◆ **Exercise aim**
Each entry below should appear again exactly as written, without pictures.

--- Records for this task ---

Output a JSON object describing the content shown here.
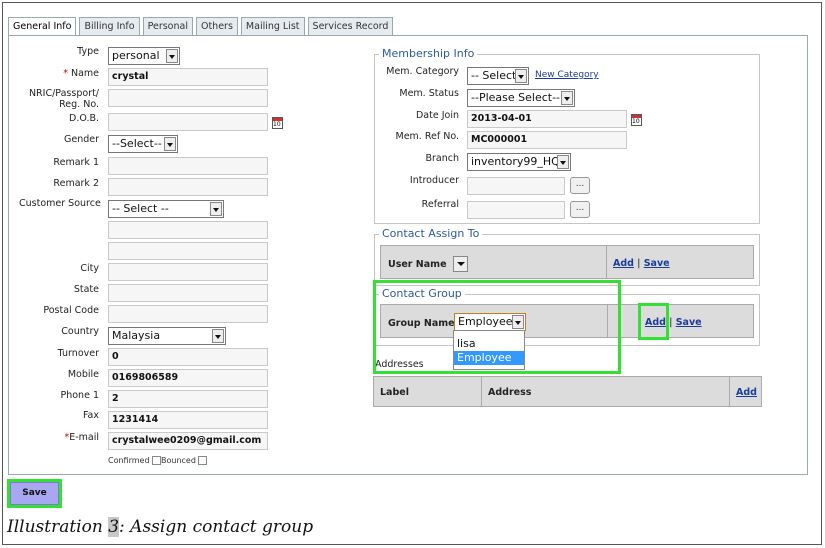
{
  "tabs": [
    "General Info",
    "Billing Info",
    "Personal",
    "Others",
    "Mailing List",
    "Services Record"
  ],
  "left_form": {
    "type_label": "Type",
    "type_value": "personal",
    "name_label": "Name",
    "name_value": "crystal",
    "nric_label_1": "NRIC/Passport/",
    "nric_label_2": "Reg. No.",
    "dob_label": "D.O.B.",
    "gender_label": "Gender",
    "gender_value": "--Select--",
    "remark1_label": "Remark 1",
    "remark2_label": "Remark 2",
    "customer_source_label": "Customer Source",
    "customer_source_value": "-- Select --",
    "city_label": "City",
    "state_label": "State",
    "postal_label": "Postal Code",
    "country_label": "Country",
    "country_value": "Malaysia",
    "turnover_label": "Turnover",
    "turnover_value": "0",
    "mobile_label": "Mobile",
    "mobile_value": "0169806589",
    "phone_label": "Phone 1",
    "phone_value": "2",
    "fax_label": "Fax",
    "fax_value": "1231414",
    "email_label": "E-mail",
    "email_value": "crystalwee0209@gmail.com",
    "confirmed_label": "Confirmed",
    "bounced_label": "Bounced"
  },
  "membership": {
    "legend": "Membership Info",
    "category_label": "Mem. Category",
    "category_value": "-- Select",
    "new_category_link": "New Category",
    "status_label": "Mem. Status",
    "status_value": "--Please Select--",
    "date_join_label": "Date Join",
    "date_join_value": "2013-04-01",
    "ref_no_label": "Mem. Ref No.",
    "ref_no_value": "MC000001",
    "branch_label": "Branch",
    "branch_value": "inventory99_HQ",
    "introducer_label": "Introducer",
    "referral_label": "Referral",
    "browse_label": "..."
  },
  "contact_assign": {
    "legend": "Contact Assign To",
    "user_name_label": "User Name",
    "add_link": "Add",
    "sep": "|",
    "save_link": "Save"
  },
  "contact_group": {
    "legend": "Contact Group",
    "group_name_label": "Group Name",
    "group_value": "Employee",
    "dropdown_options": [
      "lisa",
      "Employee"
    ],
    "add_link": "Add",
    "sep": "|",
    "save_link": "Save"
  },
  "addresses": {
    "title": "Addresses",
    "col_label": "Label",
    "col_address": "Address",
    "add_link": "Add"
  },
  "save_button": "Save",
  "caption": {
    "prefix": "Illustration ",
    "number": "3",
    "suffix": ": Assign contact group"
  },
  "colors": {
    "highlight": "#33e033",
    "link": "#1a3c9a",
    "legend": "#2c5aa0",
    "dropdown_selected": "#3399ff",
    "save_button": "#a9a6f2"
  }
}
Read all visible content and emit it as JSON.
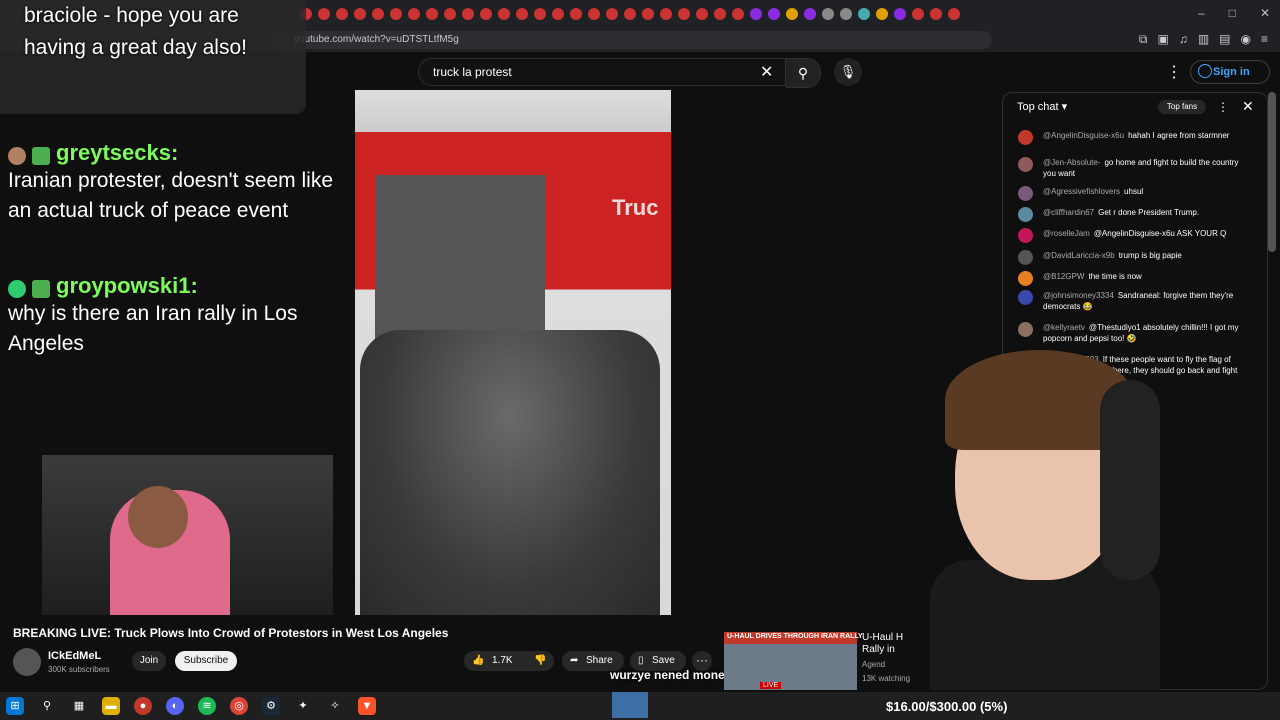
{
  "browser": {
    "url": "youtube.com/watch?v=uDTSTLtfM5g",
    "window_controls": [
      "–",
      "□",
      "✕"
    ]
  },
  "youtube": {
    "search_value": "truck la protest",
    "sign_in": "Sign in"
  },
  "overlay": {
    "top_message": "braciole - hope you are having a great day also!",
    "chat": [
      {
        "name": "greytsecks:",
        "text": "Iranian protester, doesn't seem like an actual truck of peace event"
      },
      {
        "name": "groypowski1:",
        "text": "why is there an Iran rally in Los Angeles"
      }
    ],
    "bottom_caption": "wurzye nened money"
  },
  "video": {
    "truck_text": "Truc",
    "title": "BREAKING LIVE: Truck Plows Into Crowd of Protestors in West Los Angeles",
    "channel": "ICkEdMeL",
    "subscribers": "300K subscribers",
    "join": "Join",
    "subscribe": "Subscribe",
    "likes": "1.7K",
    "share": "Share",
    "save": "Save",
    "more": "···"
  },
  "suggested": {
    "thumb_label": "U-HAUL DRIVES THROUGH IRAN RALLY",
    "live_badge": "LIVE",
    "title": "U-Haul H Rally in",
    "meta1": "Agend",
    "meta2": "13K watching"
  },
  "chat": {
    "header": "Top chat",
    "top_fans": "Top fans",
    "messages": [
      {
        "author": "@AngelinDisguise-x6u",
        "text": "hahah I agree from starmner",
        "color": "#c0392b"
      },
      {
        "author": "@Jen-Absolute-",
        "text": "go home and fight to build the country you want",
        "color": "#8e5a5a"
      },
      {
        "author": "@Agressivefishlovers",
        "text": "uhsul",
        "color": "#7a5a7a"
      },
      {
        "author": "@cliffhardin67",
        "text": "Get r done President Trump.",
        "color": "#5a8aa0"
      },
      {
        "author": "@roselleJam",
        "text": "@AngelinDisguise-x6u ASK YOUR Q",
        "color": "#c2185b"
      },
      {
        "author": "@DavidLariccia-x9b",
        "text": "trump is big papie",
        "color": "#555555"
      },
      {
        "author": "@B12GPW",
        "text": "the time is now",
        "color": "#e67e22"
      },
      {
        "author": "@johnsimoney3334",
        "text": "Sandraneal: forgive them they're democrats 😂",
        "color": "#3949ab"
      },
      {
        "author": "@kellyraetv",
        "text": "@Thestudiyo1 absolutely chillin!!! I got my popcorn and pepsi too! 🤣",
        "color": "#8d6e63"
      },
      {
        "author": "@captainz2593",
        "text": "If these people want to fly the flag of their native country here, they should go back and fight there.",
        "color": "#8e24aa"
      }
    ]
  },
  "taskbar": {
    "donation_goal": "$16.00/$300.00 (5%)"
  }
}
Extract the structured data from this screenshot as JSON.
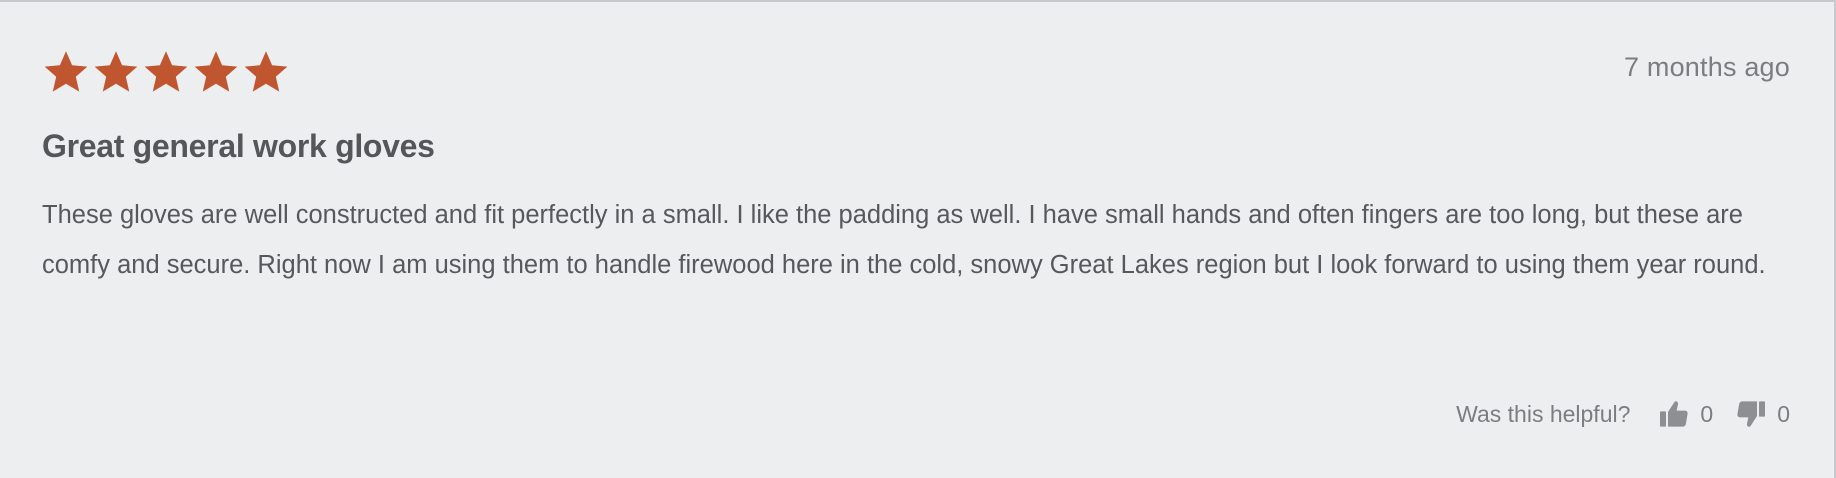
{
  "review": {
    "rating": 5,
    "rating_max": 5,
    "star_color": "#c0562f",
    "time_ago": "7 months ago",
    "title": "Great general work gloves",
    "body": "These gloves are well constructed and fit perfectly in a small. I like the padding as well. I have small hands and often fingers are too long, but these are comfy and secure. Right now I am using them to handle firewood here in the cold, snowy Great Lakes region but I look forward to using them year round."
  },
  "helpful": {
    "label": "Was this helpful?",
    "up_count": "0",
    "down_count": "0",
    "up_icon": "thumbs-up-icon",
    "down_icon": "thumbs-down-icon"
  }
}
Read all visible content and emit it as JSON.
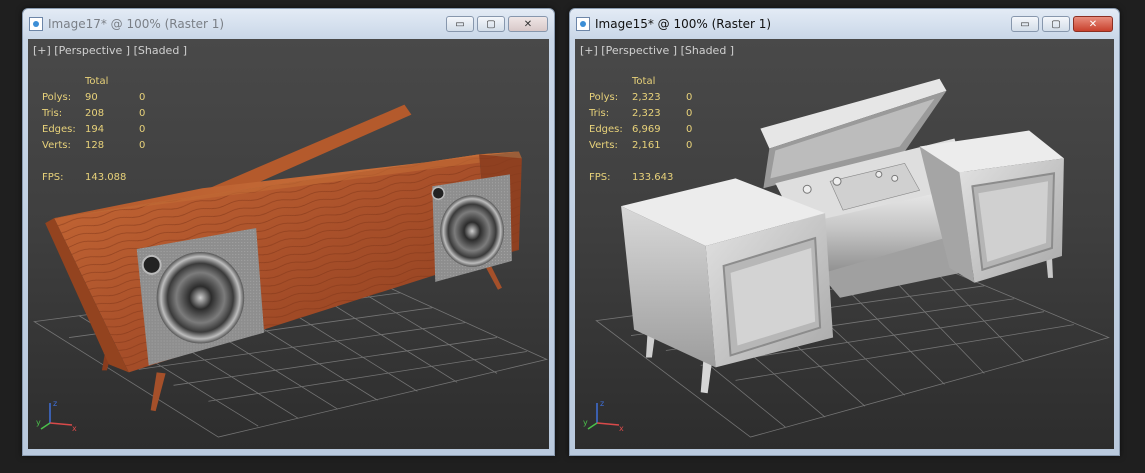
{
  "windows": [
    {
      "title": "Image17* @ 100% (Raster 1)",
      "viewport_label": "[+] [Perspective ] [Shaded ]",
      "stats_header": "Total",
      "stats": [
        {
          "label": "Polys:",
          "total": "90",
          "selected": "0"
        },
        {
          "label": "Tris:",
          "total": "208",
          "selected": "0"
        },
        {
          "label": "Edges:",
          "total": "194",
          "selected": "0"
        },
        {
          "label": "Verts:",
          "total": "128",
          "selected": "0"
        }
      ],
      "fps_label": "FPS:",
      "fps_value": "143.088",
      "active": false
    },
    {
      "title": "Image15* @ 100% (Raster 1)",
      "viewport_label": "[+] [Perspective ] [Shaded ]",
      "stats_header": "Total",
      "stats": [
        {
          "label": "Polys:",
          "total": "2,323",
          "selected": "0"
        },
        {
          "label": "Tris:",
          "total": "2,323",
          "selected": "0"
        },
        {
          "label": "Edges:",
          "total": "6,969",
          "selected": "0"
        },
        {
          "label": "Verts:",
          "total": "2,161",
          "selected": "0"
        }
      ],
      "fps_label": "FPS:",
      "fps_value": "133.643",
      "active": true
    }
  ],
  "controls": {
    "minimize": "▭",
    "maximize": "▢",
    "close": "✕"
  },
  "icons": [
    "app-icon",
    "minimize-icon",
    "maximize-icon",
    "close-icon",
    "axis-gizmo-icon"
  ],
  "colors": {
    "stats_text": "#e8d27a",
    "viewport_bg": "#3f3f3f",
    "wood": "#b4572a",
    "gray_model": "#c8c8c8"
  }
}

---

◆ **Task output**
Output a JSON object describing the content shown here.
{
  "tabs": [
    "General Info",
    "Billing Info",
    "Personal",
    "Others",
    "Mailing List",
    "Services Record"
  ],
  "left_form": {
    "type_label": "Type",
    "type_value": "personal",
    "name_label": "Name",
    "name_value": "crystal",
    "nric_label_1": "NRIC/Passport/",
    "nric_label_2": "Reg. No.",
    "dob_label": "D.O.B.",
    "gender_label": "Gender",
    "gender_value": "--Select--",
    "remark1_label": "Remark 1",
    "remark2_label": "Remark 2",
    "customer_source_label": "Customer Source",
    "customer_source_value": "-- Select --",
    "city_label": "City",
    "state_label": "State",
    "postal_label": "Postal Code",
    "country_label": "Country",
    "country_value": "Malaysia",
    "turnover_label": "Turnover",
    "turnover_value": "0",
    "mobile_label": "Mobile",
    "mobile_value": "0169806589",
    "phone_label": "Phone 1",
    "phone_value": "2",
    "fax_label": "Fax",
    "fax_value": "1231414",
    "email_label": "E-mail",
    "email_value": "crystalwee0209@gmail.com",
    "confirmed_label": "Confirmed",
    "bounced_label": "Bounced"
  },
  "membership": {
    "legend": "Membership Info",
    "category_label": "Mem. Category",
    "category_value": "-- Select",
    "new_category_link": "New Category",
    "status_label": "Mem. Status",
    "status_value": "--Please Select--",
    "date_join_label": "Date Join",
    "date_join_value": "2013-04-01",
    "ref_no_label": "Mem. Ref No.",
    "ref_no_value": "MC000001",
    "branch_label": "Branch",
    "branch_value": "inventory99_HQ",
    "introducer_label": "Introducer",
    "referral_label": "Referral",
    "browse_label": "..."
  },
  "contact_assign": {
    "legend": "Contact Assign To",
    "user_name_label": "User Name",
    "add_link": "Add",
    "sep": "|",
    "save_link": "Save"
  },
  "contact_group": {
    "legend": "Contact Group",
    "group_name_label": "Group Name",
    "group_value": "Employee",
    "dropdown_options": [
      "lisa",
      "Employee"
    ],
    "add_link": "Add",
    "sep": "|",
    "save_link": "Save"
  },
  "addresses": {
    "title": "Addresses",
    "col_label": "Label",
    "col_address": "Address",
    "add_link": "Add"
  },
  "save_button": "Save",
  "caption": {
    "prefix": "Illustration ",
    "number": "3",
    "suffix": ": Assign contact group"
  },
  "colors": {
    "highlight": "#33e033",
    "link": "#1a3c9a",
    "legend": "#2c5aa0",
    "dropdown_selected": "#3399ff",
    "save_button": "#a9a6f2"
  }
}
Read all visible content and emit it as JSON.
{
  "browser": {
    "url": "youtube.com/watch?v=uDTSTLtfM5g",
    "window_controls": [
      "–",
      "□",
      "✕"
    ]
  },
  "youtube": {
    "search_value": "truck la protest",
    "sign_in": "Sign in"
  },
  "overlay": {
    "top_message": "braciole - hope you are having a great day also!",
    "chat": [
      {
        "name": "greytsecks:",
        "text": "Iranian protester, doesn't seem like an actual truck of peace event"
      },
      {
        "name": "groypowski1:",
        "text": "why is there an Iran rally in Los Angeles"
      }
    ],
    "bottom_caption": "wurzye nened money"
  },
  "video": {
    "truck_text": "Truc",
    "title": "BREAKING LIVE: Truck Plows Into Crowd of Protestors in West Los Angeles",
    "channel": "ICkEdMeL",
    "subscribers": "300K subscribers",
    "join": "Join",
    "subscribe": "Subscribe",
    "likes": "1.7K",
    "share": "Share",
    "save": "Save",
    "more": "···"
  },
  "suggested": {
    "thumb_label": "U-HAUL DRIVES THROUGH IRAN RALLY",
    "live_badge": "LIVE",
    "title": "U-Haul H Rally in",
    "meta1": "Agend",
    "meta2": "13K watching"
  },
  "chat": {
    "header": "Top chat",
    "top_fans": "Top fans",
    "messages": [
      {
        "author": "@AngelinDisguise-x6u",
        "text": "hahah I agree from starmner",
        "color": "#c0392b"
      },
      {
        "author": "@Jen-Absolute-",
        "text": "go home and fight to build the country you want",
        "color": "#8e5a5a"
      },
      {
        "author": "@Agressivefishlovers",
        "text": "uhsul",
        "color": "#7a5a7a"
      },
      {
        "author": "@cliffhardin67",
        "text": "Get r done President Trump.",
        "color": "#5a8aa0"
      },
      {
        "author": "@roselleJam",
        "text": "@AngelinDisguise-x6u ASK YOUR Q",
        "color": "#c2185b"
      },
      {
        "author": "@DavidLariccia-x9b",
        "text": "trump is big papie",
        "color": "#555555"
      },
      {
        "author": "@B12GPW",
        "text": "the time is now",
        "color": "#e67e22"
      },
      {
        "author": "@johnsimoney3334",
        "text": "Sandraneal: forgive them they're democrats 😂",
        "color": "#3949ab"
      },
      {
        "author": "@kellyraetv",
        "text": "@Thestudiyo1 absolutely chillin!!! I got my popcorn and pepsi too! 🤣",
        "color": "#8d6e63"
      },
      {
        "author": "@captainz2593",
        "text": "If these people want to fly the flag of their native country here, they should go back and fight there.",
        "color": "#8e24aa"
      }
    ]
  },
  "taskbar": {
    "donation_goal": "$16.00/$300.00 (5%)"
  }
}
Extract the structured data from this screenshot as JSON.
{
  "review": {
    "rating": 5,
    "rating_max": 5,
    "star_color": "#c0562f",
    "time_ago": "7 months ago",
    "title": "Great general work gloves",
    "body": "These gloves are well constructed and fit perfectly in a small. I like the padding as well. I have small hands and often fingers are too long, but these are comfy and secure. Right now I am using them to handle firewood here in the cold, snowy Great Lakes region but I look forward to using them year round."
  },
  "helpful": {
    "label": "Was this helpful?",
    "up_count": "0",
    "down_count": "0",
    "up_icon": "thumbs-up-icon",
    "down_icon": "thumbs-down-icon"
  }
}
Read all visible content and emit it as JSON.
{
  "windows": [
    {
      "title": "Image17* @ 100% (Raster 1)",
      "viewport_label": "[+] [Perspective ] [Shaded ]",
      "stats_header": "Total",
      "stats": [
        {
          "label": "Polys:",
          "total": "90",
          "selected": "0"
        },
        {
          "label": "Tris:",
          "total": "208",
          "selected": "0"
        },
        {
          "label": "Edges:",
          "total": "194",
          "selected": "0"
        },
        {
          "label": "Verts:",
          "total": "128",
          "selected": "0"
        }
      ],
      "fps_label": "FPS:",
      "fps_value": "143.088",
      "active": false
    },
    {
      "title": "Image15* @ 100% (Raster 1)",
      "viewport_label": "[+] [Perspective ] [Shaded ]",
      "stats_header": "Total",
      "stats": [
        {
          "label": "Polys:",
          "total": "2,323",
          "selected": "0"
        },
        {
          "label": "Tris:",
          "total": "2,323",
          "selected": "0"
        },
        {
          "label": "Edges:",
          "total": "6,969",
          "selected": "0"
        },
        {
          "label": "Verts:",
          "total": "2,161",
          "selected": "0"
        }
      ],
      "fps_label": "FPS:",
      "fps_value": "133.643",
      "active": true
    }
  ],
  "controls": {
    "minimize": "▭",
    "maximize": "▢",
    "close": "✕"
  },
  "icons": [
    "app-icon",
    "minimize-icon",
    "maximize-icon",
    "close-icon",
    "axis-gizmo-icon"
  ],
  "colors": {
    "stats_text": "#e8d27a",
    "viewport_bg": "#3f3f3f",
    "wood": "#b4572a",
    "gray_model": "#c8c8c8"
  }
}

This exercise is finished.